Recently I was intrigued to read about some new “social impact” Caribbean cruises being organized by Carnival Corp.’s Fathom line. The concept behind ‘social impact’ cruises is “voluntourism” – the combination of volunteering and tourism which offers consumers the opportunity to see part of the world by ship and to volunteer in a local community project. Voluntourism offers regular people the chance to build a community with like-minded travelers, become immersed in another culture and work alongside its local people to create an enduring social impact. Connecting with local people in communities gives passengers a unique perspective on the culture of the area, taking advantage of what happens when individual people from diverse cultures work together.
Fathom’s ship, the 704-passenger Adonia, alternates between week-long cruises from Port Miami to Cuba and the Dominican Republic. The Dominican itinerary emphasizes volunteer tourism while the Cuban one focuses on people-to-people exchanges.

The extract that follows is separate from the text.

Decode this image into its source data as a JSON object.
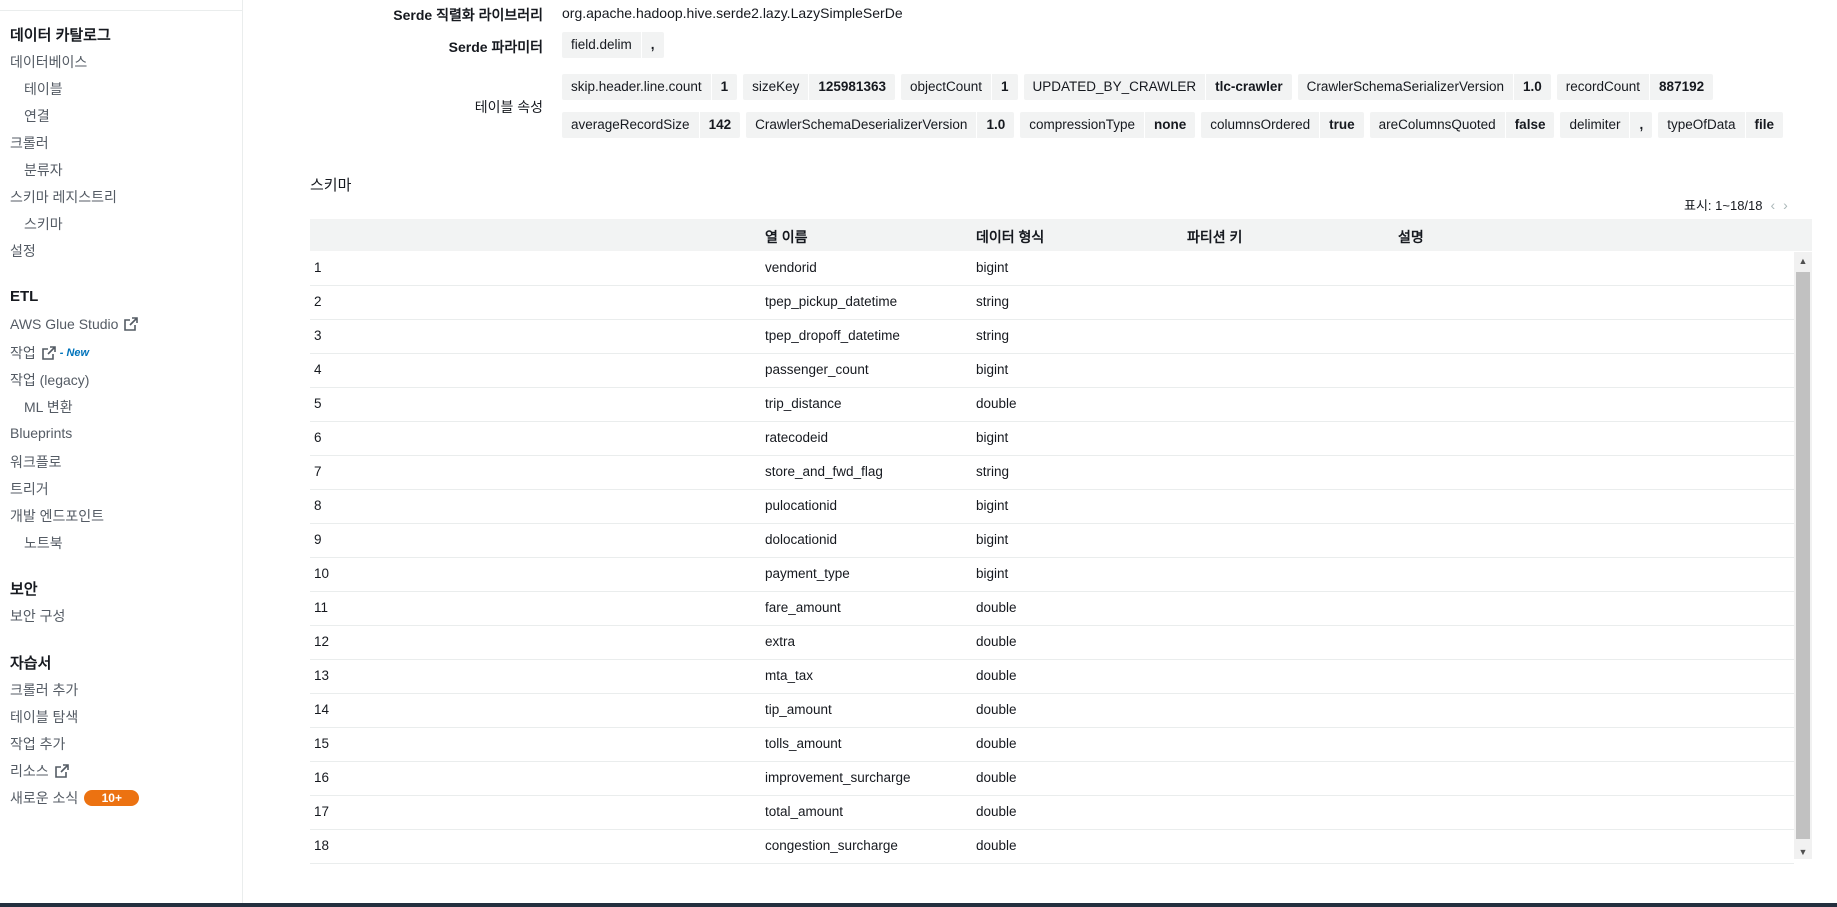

Seeing an opportunity to combine pleasure with my goal of trying to make the world a better place, I recently took the Fathom cruise to the Dominican Republic in order to see how this form of travel could have a positive impact on other people’s lives.
The Dominican itinerary offers hands-on activities, with cruise-passengers working alongside Dominicans on sustainable projects that focus on education, the environment and economic development. Projects include installing home water filters or replacing dirt floors with more sanitary concrete ones. Other projects include helping a women’s cooperative create and package chocolate bars as well as teaching English to adults and children. All the on-ground social impact activities are already organized and operational. They are ‘turn-key’ operations; well run and organized for travelers to just pre-register and show up. In addition to the social-impact activities included in the cruise price, there are many other tours and activities available for a modest extra charge.
Once the Adonia reaches Puerto Plata on the northern coast of the Dominican Republic, it remains alongside Amber Cove; an amazing port structure with bars, shops and restaurants. Amber Cove, which is not open to the public, includes a lovely large pool and zip lining, water sports, and cozy and personal cabanas. Fathom’s passengers use it as their base as they fan out into the neighboring region to participate in projects from Tuesday to Friday when the ship is in port. Passengers can do as many or as few of the social impact activities as they choose.
The Adonia has a swimming pool, spa and gym as well as excellent restaurants, bars and lounges. There is also a small but efficient running/walking track for those determined to exercise. Personally, I preferred to enjoy the chimichurri burgers that are served poolside during afternoon barbecues. However, travelers should be aware that there are no elaborate stage shows, casinos, or frills like ice-skating rinks or rock-climbing walls that are offered on more conventional cruise ships.